The Texas House has voted to impeach Attorney General Ken Paxton, setting the stage for a potential removal from office. This article provides an overview of the background and key details surrounding the impeachment process and its implications for the state's political landscape.
Ken Paxton Is Temporarily Suspended After Texas House Vote
After being impeached by the Texas House, Ken Paxton, the state's Attorney General, has been temporarily suspended from his position. This development follows a series of controversies surrounding Paxton and raises questions about the future of his role in Texas politics.
Ban on Weight Discrimination Becomes Law in New York
New York City has passed a law banning weight discrimination, marking an important step in protecting individuals from weight-based prejudice and promoting inclusivity. The law aims to address weight bias in various settings, including employment, housing, and public accommodations.

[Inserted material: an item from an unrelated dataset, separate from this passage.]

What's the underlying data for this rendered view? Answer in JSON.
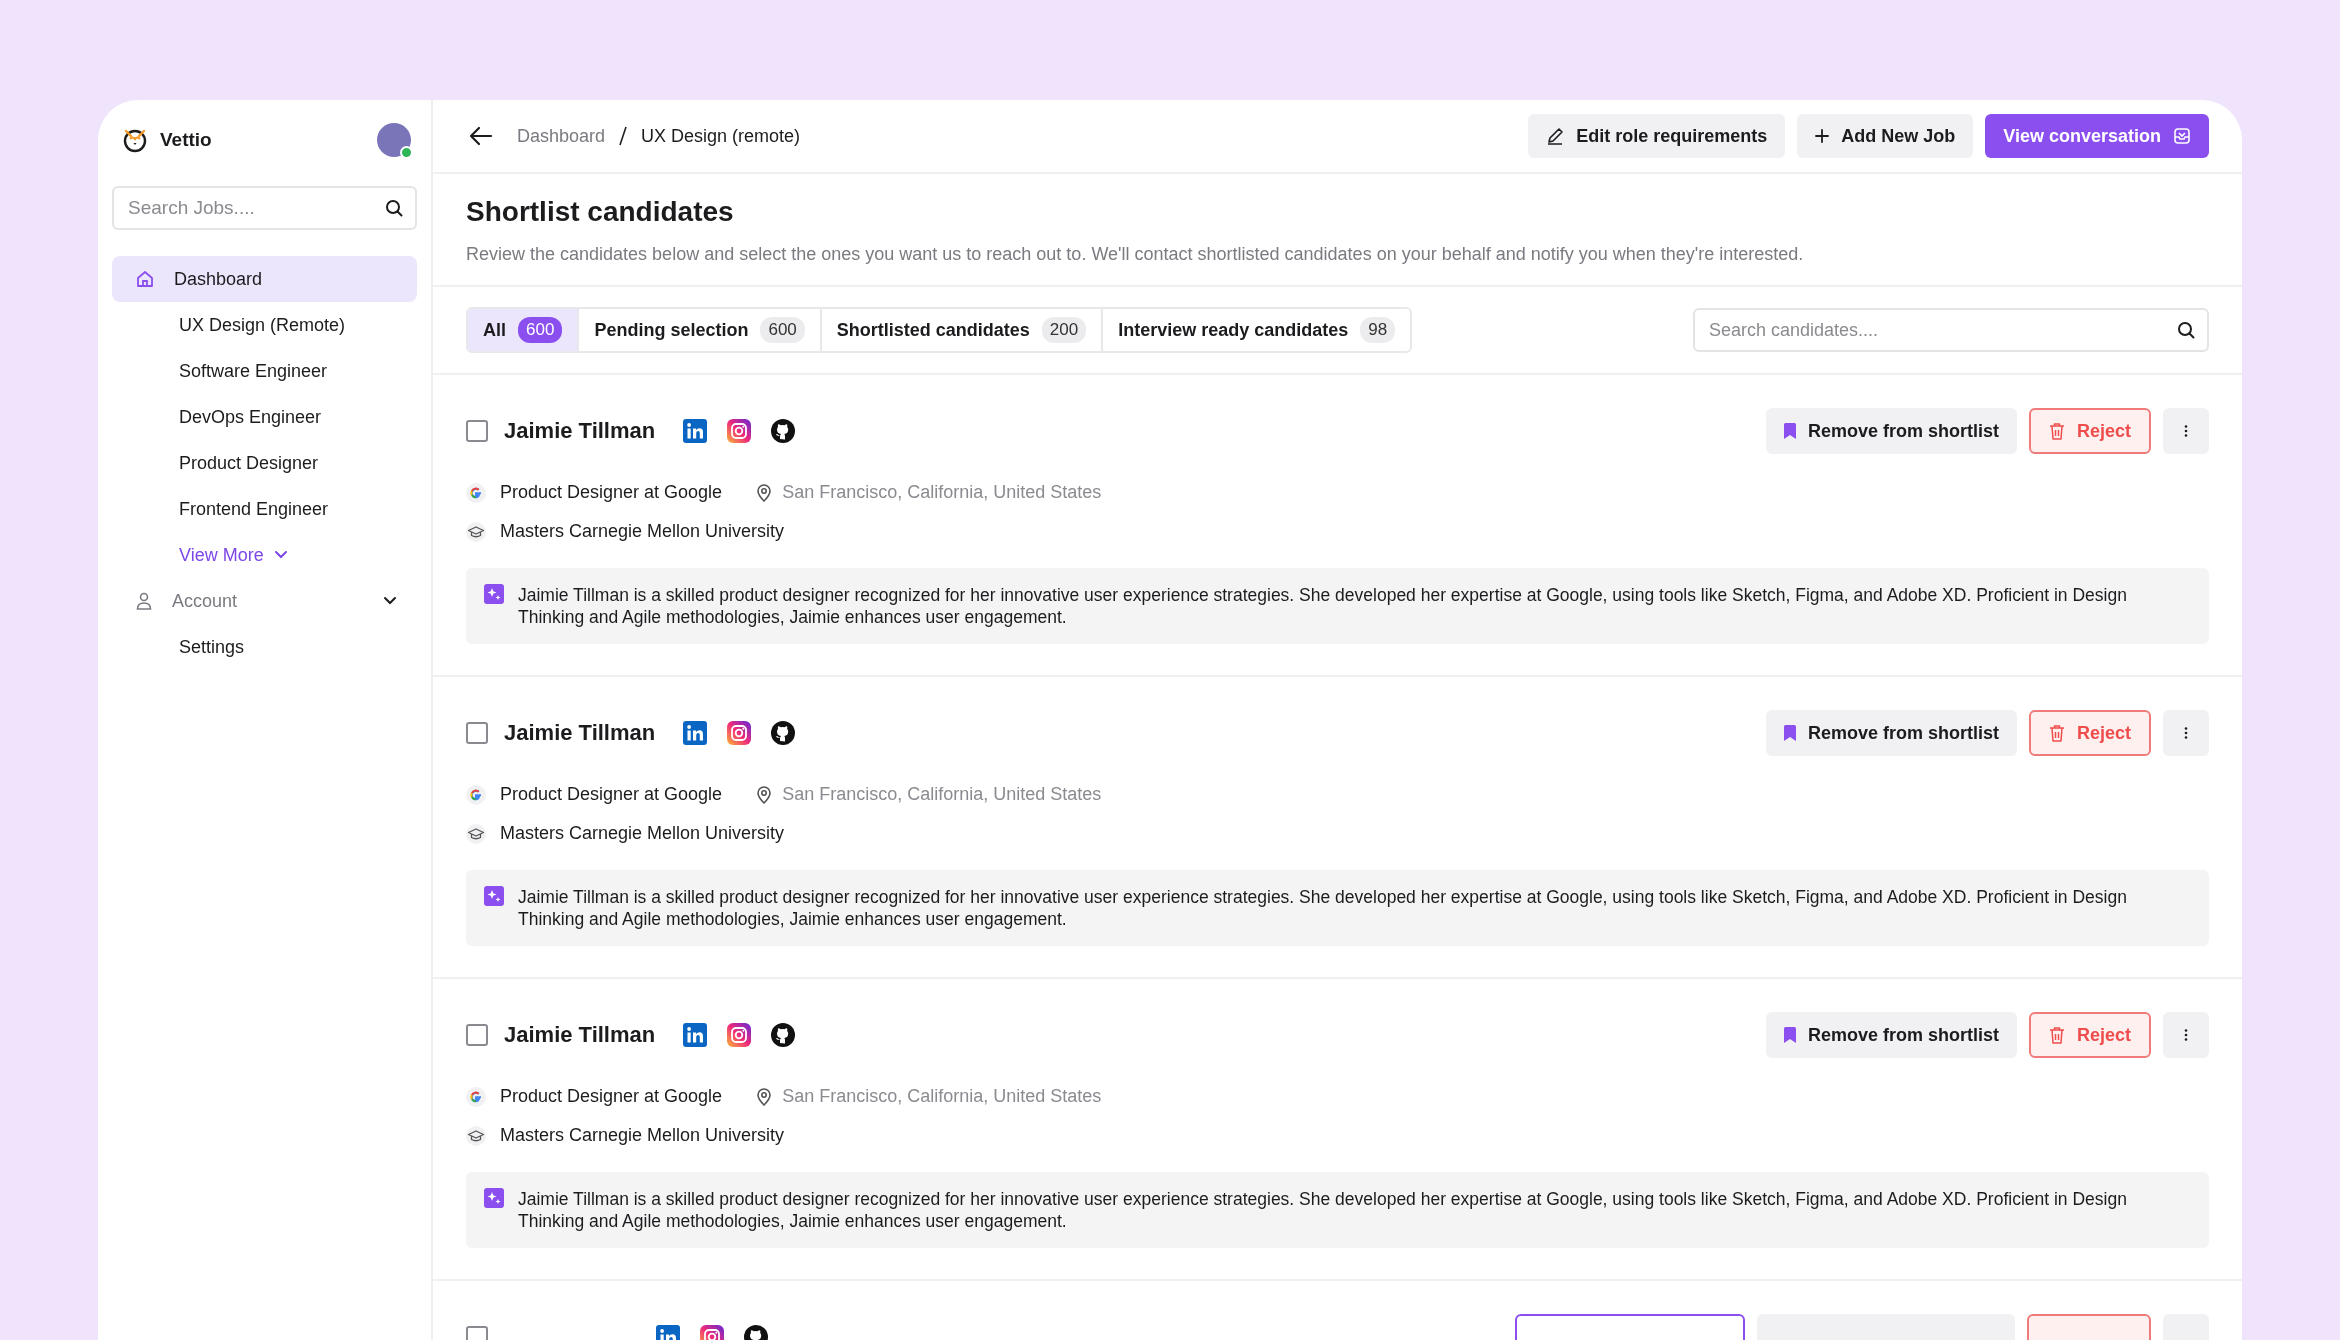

Nashville Parents Can Have Say in Case Over Shooter’s Writings, Judge Rules
A judge has ruled that parents in Nashville can have a say in the case involving a shooter's writings at the Covenant School. This decision allows parents to provide input on the handling of the incident and raises important questions about the responsibility and accountability of schools in such cases.
How a ‘Blue Wall’ Inside N.Y. State Prisons Protects Abusive Guards
An investigation reveals the existence of a "Blue Wall" within New York state prisons, which protects abusive guards from facing consequences for their actions. This article sheds light on the culture of misconduct and cover-ups within the prison system and the challenges faced in holding accountable those responsible for inmate abuse.
Steve Bannon’s Criminal Trial Is Scheduled for Next May
Steve Bannon's criminal trial has been scheduled for May 2024. The trial will address the charges against Bannon, a former adviser to Donald Trump, and will be closely watched as it unfolds in the legal and political landscape.